The revised National Housing Fund Law, which was recently passed by the National Assembly, could lead to elevated costs for several businesses in the country.
Here are highlights of the law:
- Mandatory 2.5% contribution of monthly income by employees earning minimum wage and above in public and private sectors
- 2.5% of income by self-employed individuals
- 2.5% on cement, locally produced or imported
- Employers are to deduct and remit the contributions monthly
- The penalty for noncompliance of up to N100 million for corporates and N10m for individuals
- Sanctions include cancellation of operating licence of banks, insurance companies and PFAs for violations
- Withdrawal by contributors who have attained the age of 60 years or 35 years of service to be at an interest rate of 2% per annum
- The Fund and any refund of contributions are exempted from payment of taxes
Implications of the law
The law, if assented to by President Muhammadu Buhari, could have several negative effects on both businesses and investors in the country. Here are a few drawbacks of the law.
Businesses will be stifled

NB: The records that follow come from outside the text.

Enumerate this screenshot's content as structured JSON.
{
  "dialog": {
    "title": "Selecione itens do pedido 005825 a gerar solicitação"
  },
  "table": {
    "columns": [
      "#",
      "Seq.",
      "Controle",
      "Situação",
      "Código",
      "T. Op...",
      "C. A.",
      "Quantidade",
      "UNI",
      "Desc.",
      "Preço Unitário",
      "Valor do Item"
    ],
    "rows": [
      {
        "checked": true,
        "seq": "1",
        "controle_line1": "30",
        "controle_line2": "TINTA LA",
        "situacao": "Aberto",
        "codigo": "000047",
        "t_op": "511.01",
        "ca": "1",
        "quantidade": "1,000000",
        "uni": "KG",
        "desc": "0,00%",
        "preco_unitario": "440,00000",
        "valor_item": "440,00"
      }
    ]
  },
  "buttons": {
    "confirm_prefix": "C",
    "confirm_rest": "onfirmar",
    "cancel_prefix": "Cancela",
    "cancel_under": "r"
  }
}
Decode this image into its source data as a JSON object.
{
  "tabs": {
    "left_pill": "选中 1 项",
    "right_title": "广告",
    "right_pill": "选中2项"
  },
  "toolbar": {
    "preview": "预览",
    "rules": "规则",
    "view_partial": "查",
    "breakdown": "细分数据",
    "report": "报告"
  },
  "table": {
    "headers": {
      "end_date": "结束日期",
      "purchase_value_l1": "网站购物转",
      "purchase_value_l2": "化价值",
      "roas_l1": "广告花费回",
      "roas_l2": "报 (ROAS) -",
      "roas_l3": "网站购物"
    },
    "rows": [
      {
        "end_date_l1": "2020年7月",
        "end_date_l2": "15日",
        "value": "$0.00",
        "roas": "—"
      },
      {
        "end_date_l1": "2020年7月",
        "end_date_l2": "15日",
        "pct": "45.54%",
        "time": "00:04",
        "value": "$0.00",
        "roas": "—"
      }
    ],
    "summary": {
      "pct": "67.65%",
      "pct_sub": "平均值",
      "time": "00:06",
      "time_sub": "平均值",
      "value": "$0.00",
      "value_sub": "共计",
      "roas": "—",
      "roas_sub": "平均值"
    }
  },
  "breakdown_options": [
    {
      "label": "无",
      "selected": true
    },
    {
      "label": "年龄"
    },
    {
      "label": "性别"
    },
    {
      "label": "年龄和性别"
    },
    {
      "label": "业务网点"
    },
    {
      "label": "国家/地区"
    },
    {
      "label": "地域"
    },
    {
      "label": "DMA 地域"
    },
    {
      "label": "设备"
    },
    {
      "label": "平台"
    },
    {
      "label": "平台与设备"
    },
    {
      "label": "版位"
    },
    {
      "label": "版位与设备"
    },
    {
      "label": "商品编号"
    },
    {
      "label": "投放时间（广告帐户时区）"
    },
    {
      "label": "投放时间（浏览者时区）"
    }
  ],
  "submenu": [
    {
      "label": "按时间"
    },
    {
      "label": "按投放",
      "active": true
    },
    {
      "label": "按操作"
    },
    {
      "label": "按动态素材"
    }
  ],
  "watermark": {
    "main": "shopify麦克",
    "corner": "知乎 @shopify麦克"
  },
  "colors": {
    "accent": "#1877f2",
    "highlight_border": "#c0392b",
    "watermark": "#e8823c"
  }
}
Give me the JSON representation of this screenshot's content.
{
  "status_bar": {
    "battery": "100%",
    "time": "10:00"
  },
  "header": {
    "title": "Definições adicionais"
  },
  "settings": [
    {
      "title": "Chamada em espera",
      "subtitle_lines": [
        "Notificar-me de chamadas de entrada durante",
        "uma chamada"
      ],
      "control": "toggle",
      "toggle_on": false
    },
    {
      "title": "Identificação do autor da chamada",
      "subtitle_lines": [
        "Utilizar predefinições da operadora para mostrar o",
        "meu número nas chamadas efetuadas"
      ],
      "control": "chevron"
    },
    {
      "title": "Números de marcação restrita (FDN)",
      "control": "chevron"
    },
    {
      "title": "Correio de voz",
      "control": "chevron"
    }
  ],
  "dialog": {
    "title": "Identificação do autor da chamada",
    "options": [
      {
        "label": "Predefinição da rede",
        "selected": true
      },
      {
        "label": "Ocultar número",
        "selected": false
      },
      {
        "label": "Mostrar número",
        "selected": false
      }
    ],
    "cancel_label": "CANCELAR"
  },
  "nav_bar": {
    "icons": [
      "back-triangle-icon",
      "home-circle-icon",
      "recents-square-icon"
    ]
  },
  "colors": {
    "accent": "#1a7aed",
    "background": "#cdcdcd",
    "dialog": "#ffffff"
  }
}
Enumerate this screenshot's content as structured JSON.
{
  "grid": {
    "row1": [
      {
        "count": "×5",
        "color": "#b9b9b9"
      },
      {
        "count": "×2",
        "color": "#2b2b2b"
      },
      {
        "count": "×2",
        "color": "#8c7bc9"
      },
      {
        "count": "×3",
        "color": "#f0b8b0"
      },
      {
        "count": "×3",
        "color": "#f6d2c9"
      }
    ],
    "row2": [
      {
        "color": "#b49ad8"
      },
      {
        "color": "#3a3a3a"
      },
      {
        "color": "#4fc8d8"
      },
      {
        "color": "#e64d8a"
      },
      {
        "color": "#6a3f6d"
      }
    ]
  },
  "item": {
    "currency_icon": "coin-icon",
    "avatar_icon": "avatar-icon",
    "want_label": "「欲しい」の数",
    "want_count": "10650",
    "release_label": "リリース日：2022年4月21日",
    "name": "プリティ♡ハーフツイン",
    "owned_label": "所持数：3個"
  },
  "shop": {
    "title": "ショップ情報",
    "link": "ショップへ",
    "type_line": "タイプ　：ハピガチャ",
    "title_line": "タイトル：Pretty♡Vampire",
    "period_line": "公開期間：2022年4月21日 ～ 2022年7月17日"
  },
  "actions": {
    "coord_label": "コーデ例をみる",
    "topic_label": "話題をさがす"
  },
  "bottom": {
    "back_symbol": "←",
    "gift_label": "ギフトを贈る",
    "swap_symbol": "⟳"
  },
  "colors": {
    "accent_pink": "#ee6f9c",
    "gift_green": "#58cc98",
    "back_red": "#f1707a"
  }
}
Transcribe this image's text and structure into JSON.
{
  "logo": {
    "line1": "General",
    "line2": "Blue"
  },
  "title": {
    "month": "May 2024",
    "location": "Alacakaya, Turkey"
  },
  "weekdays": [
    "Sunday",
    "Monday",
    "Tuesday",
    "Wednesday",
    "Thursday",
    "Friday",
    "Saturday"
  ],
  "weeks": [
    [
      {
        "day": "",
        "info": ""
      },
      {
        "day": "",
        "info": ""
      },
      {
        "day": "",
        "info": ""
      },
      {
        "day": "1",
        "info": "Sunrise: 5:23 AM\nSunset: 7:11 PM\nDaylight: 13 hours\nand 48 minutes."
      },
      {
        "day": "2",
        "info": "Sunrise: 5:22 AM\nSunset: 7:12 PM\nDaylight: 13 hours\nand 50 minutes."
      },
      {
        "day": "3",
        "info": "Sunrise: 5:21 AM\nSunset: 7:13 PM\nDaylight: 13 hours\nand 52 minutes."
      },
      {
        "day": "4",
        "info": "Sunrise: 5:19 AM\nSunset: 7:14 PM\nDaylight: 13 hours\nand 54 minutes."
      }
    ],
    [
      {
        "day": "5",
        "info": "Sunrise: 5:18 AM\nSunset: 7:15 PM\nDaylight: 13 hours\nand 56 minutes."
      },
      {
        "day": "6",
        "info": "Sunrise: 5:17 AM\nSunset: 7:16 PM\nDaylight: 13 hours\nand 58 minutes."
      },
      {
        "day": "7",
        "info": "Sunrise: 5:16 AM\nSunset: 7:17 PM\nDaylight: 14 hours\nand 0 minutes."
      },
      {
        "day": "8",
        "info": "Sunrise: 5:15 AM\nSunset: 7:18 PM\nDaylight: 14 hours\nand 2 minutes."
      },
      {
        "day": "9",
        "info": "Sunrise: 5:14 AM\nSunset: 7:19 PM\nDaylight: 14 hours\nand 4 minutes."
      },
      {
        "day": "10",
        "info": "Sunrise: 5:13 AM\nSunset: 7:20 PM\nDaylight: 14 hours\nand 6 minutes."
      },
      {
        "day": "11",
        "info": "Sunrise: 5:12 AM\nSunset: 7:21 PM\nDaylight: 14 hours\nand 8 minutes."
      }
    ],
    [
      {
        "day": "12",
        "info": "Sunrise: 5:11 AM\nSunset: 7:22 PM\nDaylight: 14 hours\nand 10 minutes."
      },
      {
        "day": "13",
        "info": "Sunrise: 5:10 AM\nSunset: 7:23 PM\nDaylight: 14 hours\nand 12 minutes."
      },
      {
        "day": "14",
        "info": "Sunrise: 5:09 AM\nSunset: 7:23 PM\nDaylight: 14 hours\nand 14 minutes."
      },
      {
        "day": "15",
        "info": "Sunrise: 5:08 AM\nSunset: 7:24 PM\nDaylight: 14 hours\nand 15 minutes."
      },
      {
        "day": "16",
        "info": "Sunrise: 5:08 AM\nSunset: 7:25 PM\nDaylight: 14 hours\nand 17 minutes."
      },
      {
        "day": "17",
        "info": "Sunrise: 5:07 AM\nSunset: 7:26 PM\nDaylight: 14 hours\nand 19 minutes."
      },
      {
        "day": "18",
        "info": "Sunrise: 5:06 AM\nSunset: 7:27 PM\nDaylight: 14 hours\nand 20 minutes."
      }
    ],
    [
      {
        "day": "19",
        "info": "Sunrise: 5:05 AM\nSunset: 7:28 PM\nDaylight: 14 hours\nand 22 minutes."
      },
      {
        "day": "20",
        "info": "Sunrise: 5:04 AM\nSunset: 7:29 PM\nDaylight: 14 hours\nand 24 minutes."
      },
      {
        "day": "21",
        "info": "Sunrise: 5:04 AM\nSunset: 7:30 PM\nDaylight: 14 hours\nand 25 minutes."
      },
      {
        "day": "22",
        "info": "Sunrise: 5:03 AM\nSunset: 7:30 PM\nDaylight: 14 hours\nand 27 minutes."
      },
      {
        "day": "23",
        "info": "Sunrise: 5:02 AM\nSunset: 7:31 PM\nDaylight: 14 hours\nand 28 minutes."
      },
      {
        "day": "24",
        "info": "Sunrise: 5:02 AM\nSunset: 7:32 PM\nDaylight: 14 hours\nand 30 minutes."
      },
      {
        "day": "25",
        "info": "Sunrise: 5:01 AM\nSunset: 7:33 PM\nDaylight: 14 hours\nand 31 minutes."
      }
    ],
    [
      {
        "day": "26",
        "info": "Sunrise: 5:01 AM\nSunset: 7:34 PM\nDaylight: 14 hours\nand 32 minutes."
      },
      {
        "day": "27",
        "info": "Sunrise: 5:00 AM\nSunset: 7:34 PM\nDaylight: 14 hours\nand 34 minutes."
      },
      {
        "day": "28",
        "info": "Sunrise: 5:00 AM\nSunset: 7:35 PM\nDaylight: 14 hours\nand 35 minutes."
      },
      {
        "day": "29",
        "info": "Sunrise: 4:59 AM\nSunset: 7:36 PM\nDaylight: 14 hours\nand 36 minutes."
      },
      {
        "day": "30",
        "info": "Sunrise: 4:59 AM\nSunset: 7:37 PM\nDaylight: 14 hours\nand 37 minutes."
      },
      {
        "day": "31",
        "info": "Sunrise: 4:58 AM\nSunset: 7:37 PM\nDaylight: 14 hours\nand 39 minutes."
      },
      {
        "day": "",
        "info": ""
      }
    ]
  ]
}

Section 6 of the law states that every commercial bank is mandated to invest a minimum of 10% profit before tax into the fund at an interest rate of 1% above the interest rate payable on current accounts.
The same applies to merchant banks, insurance companies, and pension fund administrators.
Some of these firms already pay a multiplicity of taxes. Corporate Income taxes, as well as Education Trust Fund deductions. They will thus be forced to either lower their profits through legal means.
Higher Building Costs
The imposition of a 2.5% levy on cement produced in the country will lead to more expensive building costs. An irony, since the very essence of the law, is to enhance affordable housing.
This cost will eventually be passed on to the final consumer since the dominant cement operator is essentially a price setter.
The fines for non-compliance by both individuals and businesses are highly draconian. Few businesses can afford to pay a N100 million fine. This will force many enterprises to go under.
Investors are affected
The companies in the financial space are largely the most profitable in a struggling economy. The dominant owners may get away through a byzantine web of technical agreements and fees, but the retail investors will bear the brunt of the action.